Josh: We really honed our listening and empathy skills, readying us for our work. I started work experience last summer in the middle of the two year course. I’ve gone from being a volunteer at a hospital to being on an honorary contract, and I’ve just become a hospital bank pastoral carer. I’ve become very familiar with how the chaplaincy department works within a busy hospital, which is great experience for getting a job in the sector.
What have you personally enjoyed most about the MA?
Louie: For me the most enjoyable aspect of the course has been learning more about existential philosophy. Trying to get my head around Heidegger has been intellectually taxing, but also very stimulating. I also enjoyed writing my celebrant scripts far more than I ever imagined. It is really important to tell the story of a life in the right way, whether for a funeral, wedding, or naming. Each script is different, because each life is different.
Josh: It’s all been great, although going back into education after a 30 year break was an adjustment! Writing the first essay was a bit of a stretch. Everyone has been very supportive, my fellow students particularly. It’s great to have found a community to which I belong, and the beginnings of such a fulfilling career in a safe, caring environment.
What qualities are most desirable in a humanist pastoral carer?
Louie: To show genuine care for the other human being in front of you. To be open to what they are saying to you, and to listen in a respectful and non-judgemental manner. I have a passion for caring for others which drives everything I do in my work.

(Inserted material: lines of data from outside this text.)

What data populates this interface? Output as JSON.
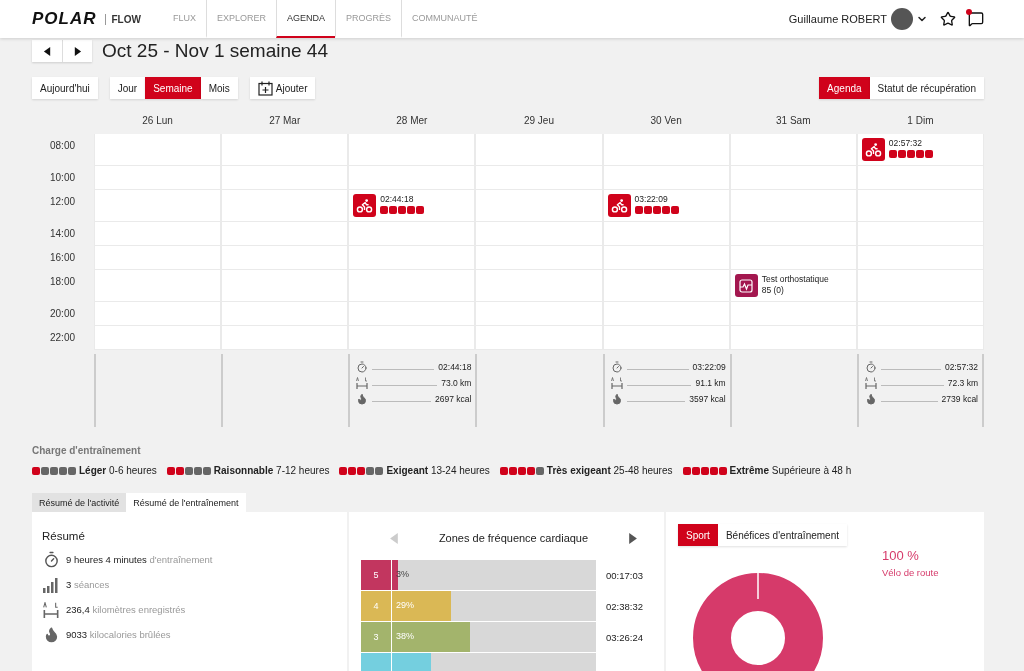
{
  "nav": {
    "logo": "POLAR",
    "product": "FLOW",
    "items": [
      {
        "label": "FLUX",
        "selected": false
      },
      {
        "label": "EXPLORER",
        "selected": false
      },
      {
        "label": "AGENDA",
        "selected": true
      },
      {
        "label": "PROGRÈS",
        "selected": false
      },
      {
        "label": "COMMUNAUTÉ",
        "selected": false
      }
    ],
    "user": "Guillaume ROBERT",
    "unread": true
  },
  "week": {
    "title": "Oct 25 - Nov 1 semaine 44"
  },
  "toolbar": {
    "today": "Aujourd'hui",
    "views": [
      {
        "label": "Jour",
        "selected": false
      },
      {
        "label": "Semaine",
        "selected": true
      },
      {
        "label": "Mois",
        "selected": false
      }
    ],
    "add": "Ajouter",
    "modes": [
      {
        "label": "Agenda",
        "selected": true
      },
      {
        "label": "Statut de récupération",
        "selected": false
      }
    ]
  },
  "calendar": {
    "days": [
      "26 Lun",
      "27 Mar",
      "28 Mer",
      "29 Jeu",
      "30 Ven",
      "31 Sam",
      "1 Dim"
    ],
    "rows": [
      {
        "time": "08:00",
        "cells": [
          {
            "kind": "empty"
          },
          {
            "kind": "empty"
          },
          {
            "kind": "empty"
          },
          {
            "kind": "empty"
          },
          {
            "kind": "empty"
          },
          {
            "kind": "empty"
          },
          {
            "kind": "training",
            "duration": "02:57:32",
            "stars": 5
          }
        ]
      },
      {
        "time": "10:00",
        "cells": [
          {
            "kind": "empty"
          },
          {
            "kind": "empty"
          },
          {
            "kind": "empty"
          },
          {
            "kind": "empty"
          },
          {
            "kind": "empty"
          },
          {
            "kind": "empty"
          },
          {
            "kind": "empty"
          }
        ]
      },
      {
        "time": "12:00",
        "cells": [
          {
            "kind": "empty"
          },
          {
            "kind": "empty"
          },
          {
            "kind": "training",
            "duration": "02:44:18",
            "stars": 5
          },
          {
            "kind": "empty"
          },
          {
            "kind": "training",
            "duration": "03:22:09",
            "stars": 5
          },
          {
            "kind": "empty"
          },
          {
            "kind": "empty"
          }
        ]
      },
      {
        "time": "14:00",
        "cells": [
          {
            "kind": "empty"
          },
          {
            "kind": "empty"
          },
          {
            "kind": "empty"
          },
          {
            "kind": "empty"
          },
          {
            "kind": "empty"
          },
          {
            "kind": "empty"
          },
          {
            "kind": "empty"
          }
        ]
      },
      {
        "time": "16:00",
        "cells": [
          {
            "kind": "empty"
          },
          {
            "kind": "empty"
          },
          {
            "kind": "empty"
          },
          {
            "kind": "empty"
          },
          {
            "kind": "empty"
          },
          {
            "kind": "empty"
          },
          {
            "kind": "empty"
          }
        ]
      },
      {
        "time": "18:00",
        "cells": [
          {
            "kind": "empty"
          },
          {
            "kind": "empty"
          },
          {
            "kind": "empty"
          },
          {
            "kind": "empty"
          },
          {
            "kind": "empty"
          },
          {
            "kind": "test",
            "name": "Test orthostatique",
            "result": "85 (0)"
          },
          {
            "kind": "empty"
          }
        ]
      },
      {
        "time": "20:00",
        "cells": [
          {
            "kind": "empty"
          },
          {
            "kind": "empty"
          },
          {
            "kind": "empty"
          },
          {
            "kind": "empty"
          },
          {
            "kind": "empty"
          },
          {
            "kind": "empty"
          },
          {
            "kind": "empty"
          }
        ]
      },
      {
        "time": "22:00",
        "cells": [
          {
            "kind": "empty"
          },
          {
            "kind": "empty"
          },
          {
            "kind": "empty"
          },
          {
            "kind": "empty"
          },
          {
            "kind": "empty"
          },
          {
            "kind": "empty"
          },
          {
            "kind": "empty"
          }
        ]
      }
    ],
    "totals": [
      {
        "kind": "empty"
      },
      {
        "kind": "empty"
      },
      {
        "kind": "totals",
        "duration": "02:44:18",
        "distance": "73.0 km",
        "calories": "2697 kcal"
      },
      {
        "kind": "empty"
      },
      {
        "kind": "totals",
        "duration": "03:22:09",
        "distance": "91.1 km",
        "calories": "3597 kcal"
      },
      {
        "kind": "empty"
      },
      {
        "kind": "totals",
        "duration": "02:57:32",
        "distance": "72.3 km",
        "calories": "2739 kcal"
      }
    ]
  },
  "load_legend": {
    "title": "Charge d'entraînement",
    "items": [
      {
        "text": "**Léger** 0-6 heures",
        "stars": 1
      },
      {
        "text": "**Raisonnable** 7-12 heures",
        "stars": 2
      },
      {
        "text": "**Exigeant** 13-24 heures",
        "stars": 3
      },
      {
        "text": "**Très exigeant** 25-48 heures",
        "stars": 4
      },
      {
        "text": "**Extrême** Supérieure à 48 h",
        "stars": 5
      }
    ]
  },
  "tabs": [
    {
      "label": "Résumé de l'activité",
      "selected": false
    },
    {
      "label": "Résumé de l'entraînement",
      "selected": true
    }
  ],
  "summary": {
    "title": "Résumé",
    "items": [
      {
        "kind": "duration",
        "value": "9 heures 4 minutes",
        "label": "d'entraînement"
      },
      {
        "kind": "sessions",
        "value": "3",
        "label": "séances"
      },
      {
        "kind": "distance",
        "value": "236,4",
        "label": "kilomètres enregistrés"
      },
      {
        "kind": "calories",
        "value": "9033",
        "label": "kilocalories brûlées"
      }
    ]
  },
  "zones": {
    "title": "Zones de fréquence cardiaque",
    "prev_disabled": true,
    "next_disabled": false,
    "zones": [
      {
        "zone": "5",
        "percent": "3%",
        "time": "00:17:03",
        "level": 0.03,
        "color": "#c2365f"
      },
      {
        "zone": "4",
        "percent": "29%",
        "time": "02:38:32",
        "level": 0.29,
        "color": "#dab855"
      },
      {
        "zone": "3",
        "percent": "38%",
        "time": "03:26:24",
        "level": 0.38,
        "color": "#a3b46c"
      },
      {
        "level": 0.19,
        "color": "#74cfdf"
      }
    ]
  },
  "sport": {
    "tabs": [
      {
        "label": "Sport",
        "selected": true
      },
      {
        "label": "Bénéfices d'entraînement",
        "selected": false
      }
    ],
    "share": "100 %",
    "name": "Vélo de route"
  }
}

Josh: It’s all about empathy and listening, being present with other people and supporting them, giving them a safe space to open up and talk. You need to be interested in others, and you need to be able to work with people who you don’t agree with at all. No dogma, no judgement. Just care and attention.
What job prospects do you now have post-study?
Louie: Luckily, I obtained a chaplaincy/pastoral care position in the NHS before finishing the MA. I think that non-religious pastoral support must grow because there are so few of us out there. Personally, I love healthcare chaplaincy, and I think I will remain in the NHS until I retire.
Josh: I’ve just been appointed as a non-religious pastoral carer at a hospital in London, and as a ‘sessional chaplain’ at prison in Milton Keynes. One of the things that makes us so employable compared with others is the is the celebrancy aspect of the MA. There are a number of infant funerals a month at any general hospital, as well as deathbed weddings and the occasional naming. Both the lead chaplains I’ve spoken to have told me that this skill is extremely valuable. The whole sector is open to us.
How does pastoral care relate to your view of life as a humanist?
Louie: We only live once. We do not lose anything by supporting one another through the difficulties that life throws at us – holding each other as we pass from birth to death. For me, that is the essence of humanism. As a pastoral carer I do that every day, and it is an absolute privilege to be there for others, offering them support in their hour of need. If we do not help each other, who will?
Josh: When you look at the 2002 Amsterdam Declaration, it could have been written about pastoral care! I try to be: ethical, rational, I support the human rights of the patient, to be socially responsible, and I hope that I’m helping people to fulfil themselves. I know I find the work supremely fulfilling myself.
The MA in Existential and Humanist Care is available via the New School of Psychotherapy and Counselling. For more information about the course and how to enrol, please visit their website.